"I would be interested in seeing a short series of plays, all called "Untitled." So that the eye might be redirected and the play might become ever more interior and private, with no recourse to a title that might restrict meaning. Titles by their nature imply that the play's architecture is like a bull's-eye (and some are) with the point being in the center. Sometimes the point is in the margins, or in the experience of throwing the dart" ("On Titles and paintings," 14). 

Friday, March 13, 2015



By Lia Purpura

Most coincidents are not
miraculous, but way more
common than we think--
it's the shiver
of noticing being
central in a sequence
of events
that makes so much
seem wild and rare--
because what if it wasn't?
Astonishment's nothing
without your consent.

Thursday, March 5, 2015

around my neighborhood

my sister's hair is very much like mine

i went to a wedding at an army base with this view of the verrazano narrows bridge

bed-stuy by our apartment

Sunday, March 1, 2015

Internet favorites for March: two favorite New Yorker articles

I think about these two all the time:

Jonathan Rosen about passenger pigeons, 6 Jan 2014:
In 1813, John James Audubon saw a flock—if that is what you call an agglomeration of birds moving at sixty miles an hour and obliterating the noonday sun—that was merely the advance guard of a multitude that took three days to pass. Alexander Wilson, the other great bird observer of the time, reckoned that a flock he saw contained 2,230,272,000 individuals. To get your head around just how many passenger pigeons that would mean, consider that there are only about two hundred and sixty million rock pigeons in the world today. You would have to imagine more than eight times the total world population of rock pigeons, all flying at the same time in a connected mass.

Burkhard Bilger about Sandor Katz and wild fermentation, 22 Nov 2010:
The ants, collected from his woodpile in the winter when they were too sluggish to get away, had a snappy texture and bright, tart flavor—like organic Pop Rocks. (They were full of formic acid, which gets its name from the Latin word for ant.) He brought us a little dish of toasted acorns, cups of honey-sweetened sumac tea, and goblets of a musky black broth made from decomposed inky-cap mushrooms.
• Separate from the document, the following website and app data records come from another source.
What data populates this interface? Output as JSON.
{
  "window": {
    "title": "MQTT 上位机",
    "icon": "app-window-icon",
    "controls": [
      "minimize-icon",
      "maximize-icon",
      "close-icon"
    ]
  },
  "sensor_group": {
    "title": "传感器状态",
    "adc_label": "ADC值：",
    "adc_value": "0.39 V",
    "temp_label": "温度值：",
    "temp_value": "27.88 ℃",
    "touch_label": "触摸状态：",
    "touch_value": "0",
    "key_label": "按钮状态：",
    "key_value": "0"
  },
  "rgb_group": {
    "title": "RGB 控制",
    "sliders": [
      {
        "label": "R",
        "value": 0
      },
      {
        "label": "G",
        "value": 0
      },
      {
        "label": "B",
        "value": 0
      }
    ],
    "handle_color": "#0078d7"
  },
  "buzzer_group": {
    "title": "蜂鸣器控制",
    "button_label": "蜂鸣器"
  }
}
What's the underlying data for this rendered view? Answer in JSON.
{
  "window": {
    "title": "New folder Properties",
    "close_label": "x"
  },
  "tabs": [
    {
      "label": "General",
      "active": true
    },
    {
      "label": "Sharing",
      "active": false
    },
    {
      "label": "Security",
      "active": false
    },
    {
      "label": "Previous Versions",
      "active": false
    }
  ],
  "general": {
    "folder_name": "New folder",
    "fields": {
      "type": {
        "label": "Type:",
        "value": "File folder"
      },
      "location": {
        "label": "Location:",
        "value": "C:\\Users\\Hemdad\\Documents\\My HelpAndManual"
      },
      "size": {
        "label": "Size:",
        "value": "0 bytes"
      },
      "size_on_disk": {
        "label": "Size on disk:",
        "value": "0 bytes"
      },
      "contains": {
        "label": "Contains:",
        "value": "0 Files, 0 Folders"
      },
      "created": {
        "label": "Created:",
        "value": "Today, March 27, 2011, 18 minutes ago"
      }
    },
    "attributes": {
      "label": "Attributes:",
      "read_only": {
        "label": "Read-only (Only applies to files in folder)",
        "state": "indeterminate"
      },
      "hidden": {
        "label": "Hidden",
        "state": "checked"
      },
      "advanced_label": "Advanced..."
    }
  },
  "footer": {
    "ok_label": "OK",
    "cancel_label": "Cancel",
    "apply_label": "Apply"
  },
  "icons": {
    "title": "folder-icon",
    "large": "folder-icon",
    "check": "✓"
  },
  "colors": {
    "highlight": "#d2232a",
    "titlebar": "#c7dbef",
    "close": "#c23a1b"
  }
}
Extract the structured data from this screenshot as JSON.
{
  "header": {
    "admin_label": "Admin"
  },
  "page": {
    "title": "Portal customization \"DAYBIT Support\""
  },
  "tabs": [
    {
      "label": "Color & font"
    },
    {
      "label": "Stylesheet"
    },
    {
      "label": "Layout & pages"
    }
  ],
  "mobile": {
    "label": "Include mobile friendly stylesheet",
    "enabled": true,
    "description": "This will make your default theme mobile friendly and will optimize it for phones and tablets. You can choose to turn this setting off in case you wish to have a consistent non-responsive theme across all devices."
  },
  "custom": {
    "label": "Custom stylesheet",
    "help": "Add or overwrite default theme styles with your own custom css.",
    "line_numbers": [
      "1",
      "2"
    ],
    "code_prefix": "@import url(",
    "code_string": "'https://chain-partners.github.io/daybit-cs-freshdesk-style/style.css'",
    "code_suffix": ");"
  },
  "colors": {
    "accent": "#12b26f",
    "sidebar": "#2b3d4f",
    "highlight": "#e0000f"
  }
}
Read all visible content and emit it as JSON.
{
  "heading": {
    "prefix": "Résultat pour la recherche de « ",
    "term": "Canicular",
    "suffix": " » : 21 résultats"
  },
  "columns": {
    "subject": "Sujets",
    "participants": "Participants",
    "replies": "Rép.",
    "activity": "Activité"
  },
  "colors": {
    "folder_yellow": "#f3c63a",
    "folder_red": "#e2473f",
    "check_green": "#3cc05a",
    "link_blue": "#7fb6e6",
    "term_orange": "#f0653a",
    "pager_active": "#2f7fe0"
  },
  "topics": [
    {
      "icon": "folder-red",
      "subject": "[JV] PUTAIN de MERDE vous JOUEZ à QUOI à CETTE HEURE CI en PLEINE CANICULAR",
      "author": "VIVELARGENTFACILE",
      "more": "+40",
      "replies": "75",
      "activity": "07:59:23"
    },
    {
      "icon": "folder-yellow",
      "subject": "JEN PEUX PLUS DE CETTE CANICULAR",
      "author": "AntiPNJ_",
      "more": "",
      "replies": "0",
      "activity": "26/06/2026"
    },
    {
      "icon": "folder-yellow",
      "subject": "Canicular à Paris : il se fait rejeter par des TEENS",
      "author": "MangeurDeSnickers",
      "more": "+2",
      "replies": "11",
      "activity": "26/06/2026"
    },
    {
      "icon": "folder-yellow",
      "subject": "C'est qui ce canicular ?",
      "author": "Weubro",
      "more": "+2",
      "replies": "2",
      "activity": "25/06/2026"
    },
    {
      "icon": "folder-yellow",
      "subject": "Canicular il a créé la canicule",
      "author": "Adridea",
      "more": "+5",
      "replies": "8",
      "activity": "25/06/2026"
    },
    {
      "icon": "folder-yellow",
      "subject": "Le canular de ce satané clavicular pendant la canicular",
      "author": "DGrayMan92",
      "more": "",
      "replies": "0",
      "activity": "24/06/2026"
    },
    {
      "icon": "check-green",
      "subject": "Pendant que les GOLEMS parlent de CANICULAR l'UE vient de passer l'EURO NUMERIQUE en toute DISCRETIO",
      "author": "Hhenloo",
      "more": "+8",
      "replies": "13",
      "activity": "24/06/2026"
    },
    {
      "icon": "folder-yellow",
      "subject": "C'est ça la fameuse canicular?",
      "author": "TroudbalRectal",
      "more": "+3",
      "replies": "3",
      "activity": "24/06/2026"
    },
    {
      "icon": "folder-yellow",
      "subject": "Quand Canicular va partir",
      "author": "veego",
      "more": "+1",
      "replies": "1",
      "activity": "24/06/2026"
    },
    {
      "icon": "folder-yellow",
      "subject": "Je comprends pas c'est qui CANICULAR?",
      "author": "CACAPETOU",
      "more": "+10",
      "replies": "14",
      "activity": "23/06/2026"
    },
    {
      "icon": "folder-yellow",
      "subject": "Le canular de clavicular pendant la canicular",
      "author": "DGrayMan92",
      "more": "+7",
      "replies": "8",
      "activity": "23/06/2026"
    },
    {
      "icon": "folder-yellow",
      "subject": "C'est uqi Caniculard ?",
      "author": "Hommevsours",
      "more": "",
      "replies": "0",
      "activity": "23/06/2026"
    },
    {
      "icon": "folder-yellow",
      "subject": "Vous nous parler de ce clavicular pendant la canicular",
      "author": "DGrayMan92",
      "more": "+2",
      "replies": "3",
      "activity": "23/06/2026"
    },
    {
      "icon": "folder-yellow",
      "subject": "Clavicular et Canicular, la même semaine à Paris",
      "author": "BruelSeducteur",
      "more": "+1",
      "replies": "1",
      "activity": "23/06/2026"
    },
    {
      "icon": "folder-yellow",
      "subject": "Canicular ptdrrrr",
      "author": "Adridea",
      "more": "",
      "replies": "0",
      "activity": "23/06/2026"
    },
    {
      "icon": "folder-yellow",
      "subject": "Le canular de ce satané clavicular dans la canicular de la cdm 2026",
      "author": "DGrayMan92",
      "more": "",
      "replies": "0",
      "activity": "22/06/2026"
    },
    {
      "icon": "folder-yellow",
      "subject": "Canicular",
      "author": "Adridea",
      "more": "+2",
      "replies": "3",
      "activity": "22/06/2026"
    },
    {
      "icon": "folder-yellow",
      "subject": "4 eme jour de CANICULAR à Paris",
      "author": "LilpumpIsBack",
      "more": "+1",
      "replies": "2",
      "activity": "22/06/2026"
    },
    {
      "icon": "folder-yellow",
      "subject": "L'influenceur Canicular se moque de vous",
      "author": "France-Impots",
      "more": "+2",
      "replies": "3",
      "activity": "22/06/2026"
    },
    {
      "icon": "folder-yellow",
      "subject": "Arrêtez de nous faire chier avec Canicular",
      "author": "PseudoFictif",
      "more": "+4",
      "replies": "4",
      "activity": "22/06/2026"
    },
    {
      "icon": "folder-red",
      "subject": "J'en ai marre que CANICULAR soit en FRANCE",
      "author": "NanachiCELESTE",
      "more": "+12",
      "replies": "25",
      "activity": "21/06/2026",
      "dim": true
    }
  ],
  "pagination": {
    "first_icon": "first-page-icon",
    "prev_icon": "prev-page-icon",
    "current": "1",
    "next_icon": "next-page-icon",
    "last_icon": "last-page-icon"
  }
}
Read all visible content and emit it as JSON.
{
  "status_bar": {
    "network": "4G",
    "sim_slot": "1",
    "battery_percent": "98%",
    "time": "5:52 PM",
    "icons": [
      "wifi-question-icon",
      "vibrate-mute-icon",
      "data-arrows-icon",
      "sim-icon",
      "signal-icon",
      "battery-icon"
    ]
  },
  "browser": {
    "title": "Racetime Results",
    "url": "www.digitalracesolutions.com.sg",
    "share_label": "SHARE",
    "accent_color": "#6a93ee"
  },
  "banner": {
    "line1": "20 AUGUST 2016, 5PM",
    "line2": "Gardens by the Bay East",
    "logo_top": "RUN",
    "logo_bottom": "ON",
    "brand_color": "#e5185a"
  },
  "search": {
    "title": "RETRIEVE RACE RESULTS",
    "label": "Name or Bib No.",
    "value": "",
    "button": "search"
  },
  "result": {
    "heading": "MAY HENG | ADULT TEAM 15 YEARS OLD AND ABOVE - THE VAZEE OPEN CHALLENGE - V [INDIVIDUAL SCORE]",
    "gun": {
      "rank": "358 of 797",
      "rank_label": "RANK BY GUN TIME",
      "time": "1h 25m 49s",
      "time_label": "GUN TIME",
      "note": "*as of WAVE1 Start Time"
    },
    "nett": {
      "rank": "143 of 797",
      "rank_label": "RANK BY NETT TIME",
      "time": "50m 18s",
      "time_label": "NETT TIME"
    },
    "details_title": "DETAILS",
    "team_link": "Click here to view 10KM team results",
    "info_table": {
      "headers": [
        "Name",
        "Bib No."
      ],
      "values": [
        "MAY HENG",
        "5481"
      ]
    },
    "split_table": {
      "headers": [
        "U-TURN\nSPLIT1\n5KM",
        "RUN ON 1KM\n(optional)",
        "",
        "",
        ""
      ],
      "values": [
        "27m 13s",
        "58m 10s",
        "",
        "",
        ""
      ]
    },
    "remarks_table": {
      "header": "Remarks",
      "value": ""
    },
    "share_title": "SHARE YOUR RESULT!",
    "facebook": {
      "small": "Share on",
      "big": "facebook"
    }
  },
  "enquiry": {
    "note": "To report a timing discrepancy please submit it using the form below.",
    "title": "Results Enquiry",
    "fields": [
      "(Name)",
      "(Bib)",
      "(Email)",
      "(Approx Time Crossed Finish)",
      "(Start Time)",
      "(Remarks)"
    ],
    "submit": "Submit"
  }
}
I felt, for a moment, as if I’d stumbled upon a child’s tea party in the woods.

ps: all the other internet favorites